Marshall said he supports the decisions made by the current Town Board and would emphasize the Comprehensive Plan, which he called very necessary. He wants to make sure everyone in the community has the chance to review it and comment on it.
“Although I haven’t seen the plan, I understand it includes mixed-use housing and traffic development projects,” he said. “One area of concern I have is the proposed roundabout. I don’t believe there is land for a roundabout and doubt whether this would be a traffic improvement.”
Marshall formerly served on the city Republican committee and currently serves on the town’s Board of Assessment Review.
He said he favors solar power in the town and incorporating the vacation rental agreement into the town code, although he believes the town needs to keep an eye on rentals.
He said he would focus on economic development if elected.

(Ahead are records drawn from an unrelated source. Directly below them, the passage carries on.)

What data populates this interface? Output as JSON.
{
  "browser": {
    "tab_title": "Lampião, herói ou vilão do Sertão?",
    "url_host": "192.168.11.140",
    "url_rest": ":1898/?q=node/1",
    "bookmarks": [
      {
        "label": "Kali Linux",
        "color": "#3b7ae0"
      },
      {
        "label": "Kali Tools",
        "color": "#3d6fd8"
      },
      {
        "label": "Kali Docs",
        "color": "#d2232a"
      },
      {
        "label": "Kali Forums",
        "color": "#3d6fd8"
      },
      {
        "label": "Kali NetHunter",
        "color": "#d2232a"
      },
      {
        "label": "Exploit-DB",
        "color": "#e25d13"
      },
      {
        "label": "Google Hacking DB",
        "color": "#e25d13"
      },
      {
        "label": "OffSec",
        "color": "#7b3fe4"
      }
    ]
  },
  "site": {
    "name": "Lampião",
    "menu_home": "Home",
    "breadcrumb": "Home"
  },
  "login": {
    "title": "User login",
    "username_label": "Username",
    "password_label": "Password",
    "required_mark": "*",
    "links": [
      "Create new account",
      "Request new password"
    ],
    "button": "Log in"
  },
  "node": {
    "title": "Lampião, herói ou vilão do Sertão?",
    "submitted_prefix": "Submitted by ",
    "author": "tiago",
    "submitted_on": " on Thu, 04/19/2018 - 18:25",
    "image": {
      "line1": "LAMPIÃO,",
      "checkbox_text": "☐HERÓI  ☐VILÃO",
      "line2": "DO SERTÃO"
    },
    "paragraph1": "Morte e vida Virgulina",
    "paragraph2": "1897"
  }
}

“I’d like to attract some more diverse businesses,” he said, offering green companies or light industry as examples. “We seem to be getting a lot of fast-food places along 5&20 and that type of stuff — maybe different businesses.”
Marshall said he believes voters should keep Republicans on the board to ensure that it accurately represents the town. An all-Democratic board, he said, could lead to biased decisions.
• Bob McCarthy, a Democrat, has lived in the city and town. He believes he has a good understanding of both, and thinks his job as vice president of Phelps Supply — a company that sells seed, fertilizer and consulting services to farmers — gives him a good understanding of agricultural issues.
He pointed to his MBA from RIT as making him well qualified to maintain the no-tax pledge and help with the town’s strategic planning efforts.
He said he decided to run because he is both excited and concerned about what lies ahead for Geneva.
“I’m excited because we’re on the cusp of some really dynamic growth, and I’m concerned because with that growth can come some increasing pressure on our town’s finances, infrastructure and environment,” he said.
McCarthy said his priorities would include protecting the lake, addressing runoff issues and making sure broadband is available townwide. He also wants to work to reduce truck traffic, much of it generated by the landfill, and to preserve the town’s agricultural heritage.
He favors increased cooperation between the city and the town and sees the new Comprehensive Plan as a key to the future.
While McCarthy said he supports solar power 100 percent, he opposed the Colleges’ controversial plan to build a solar facility at the Fribolin Farm.
“That’s a situation where the law was passed unanimously, both sides, without really thinking about the consequences that could happen,” he said of the town’s solar code, which opened the way for the Colleges’ proposal.
McCarthy said he favors the property rental agreement and supports incorporating it into town code. He called it a good compromise.
“Everyone I talk to on the lake seems to agree with that,” he said.
At the same time, he believes the dispute that led to the agreement highlights the need to update the town’s zoning laws, which he called archaic.
McCarthy has not run for office since a bid for student council — he lost — but he has served on the boards at the YMCA and St. Peter’s. His wife, Nina, recently retired as principal of West Street School.
“I think the important thing in this election is to get the people who can get us to that direction and accomplish the goals and make the platforms real,” he said.